The A.˙.A.˙. must rank as the most secretive secret society in the world. Perhaps nobody, not even the few writers who have discussed it, knows for sure when the A.˙.A.˙. began, which group claiming to be the A∴A∴. at present is the real A.˙.A.˙.., or even what the symbols A∴A∴ stand for — although many claim to know all these things, of course.
The best documented form of this secret society dates from ca. 1906 and already claimed
a long underground history. It advertised itself as a "magick" society for advanced
adepts of the occult. (Magick, pronounced mage-

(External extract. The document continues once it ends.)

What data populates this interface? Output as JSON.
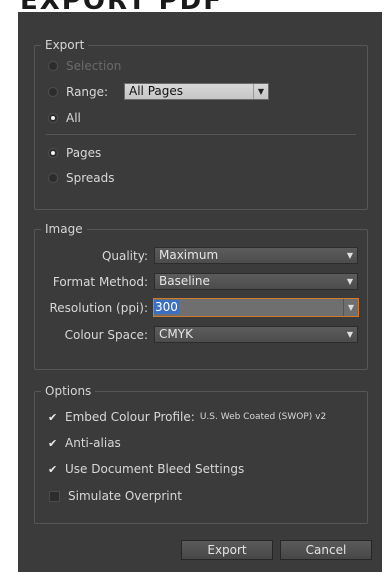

Occult historians generally agree that V.V.V.V.V. signified Vi Veri Vniversum Vivus Vici ("By the force of truth I have conquered the universe"), one of the eleven magick mottoes of Aleister Crowley. It also appears that Crowley set the standards for admission to the A.˙.A.˙.. a bit too high—the candidate not only had to be an advanced Golden Dawn adept but also expert at the most difficult yoga postures to even qualify to take the examination for the first of the ten degrees—and therefore he got few recruits he considered worthy; Crowley therefore devoted most of his subsequent energies to promoting and managing the Ordo Templi Orientis, a somewhat less advanced occult lodge.

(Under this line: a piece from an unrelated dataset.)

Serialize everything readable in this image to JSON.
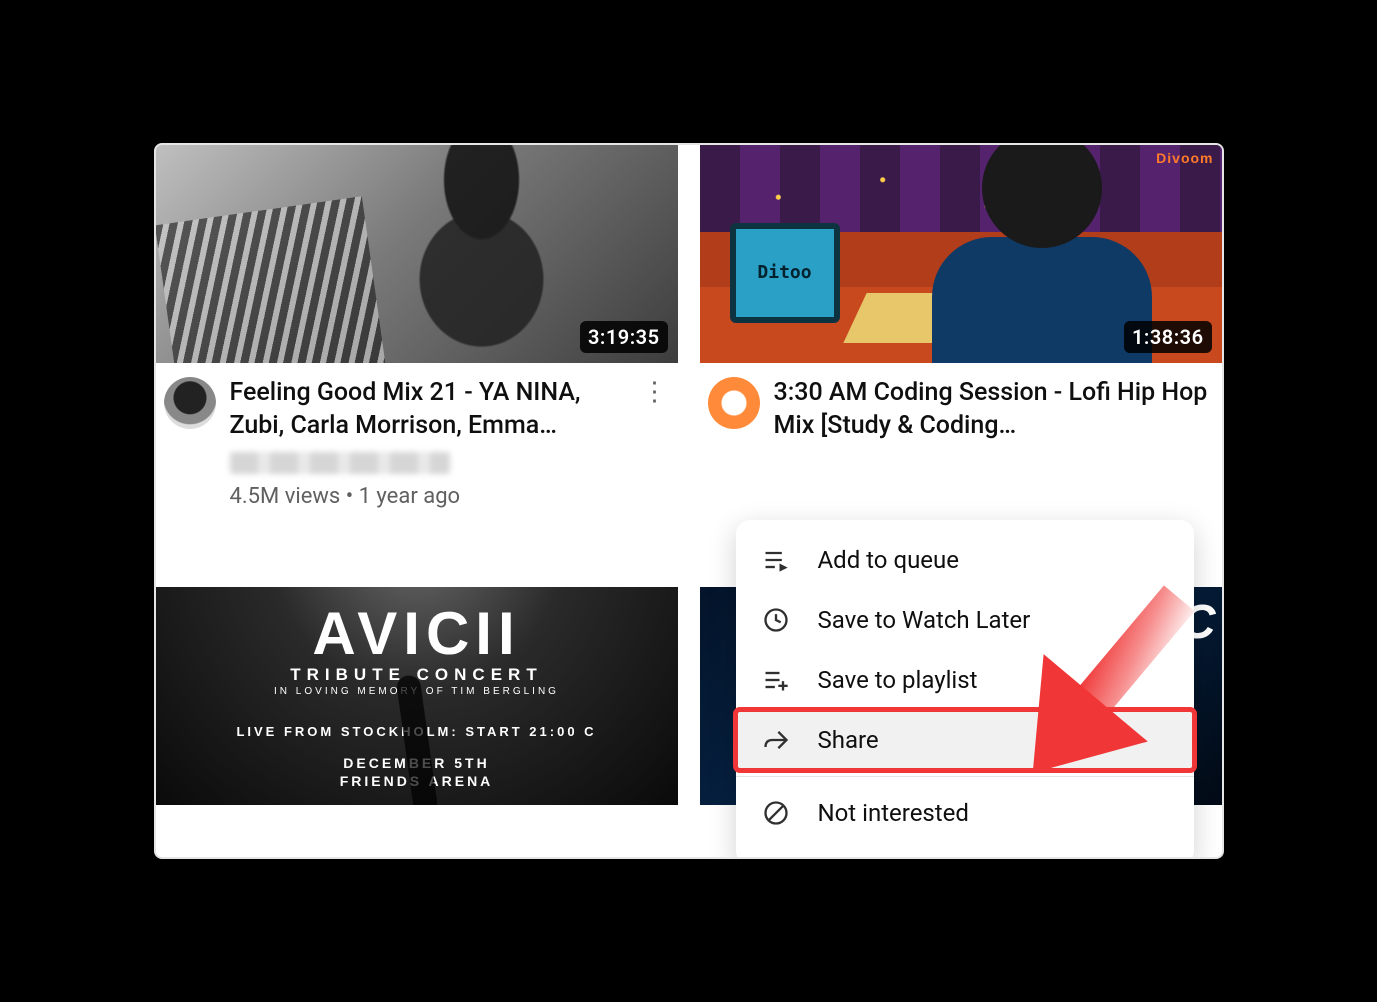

In the 1970s both Kenneth Grant and a person named Michael Mota insisted that the A.˙.A.˙.. still exists, although they differed on all else, especially on the "real" head of the order, each claiming that position for himself. The order currently on the Internet does not seem to recognize either Grant or Mota as its head.
John Symonds, a hostile critic of occultism in general and Crowley in particular, claimed to have evidence that A.˙.A.˙.. stands for "Atlantean Adepts"; Grant claimed it means Argentum Astrum ("Silver Star"), which he identifies with Sirius and the occult traditions about certain advanced adepts on this planet who allegedly communicate telepathically with even more advanced adepts in that double star system.
Portable Darkness, ed. by Scott Michaelson, Harmony Books, New York, 1989
Cults of the Shadow, by Kenneth Grant, Samuel Weiser Books, New York, 1976
Light on Freemasonry, David Bernard, Vonnieda and Sowers, Washington, D.C., 1858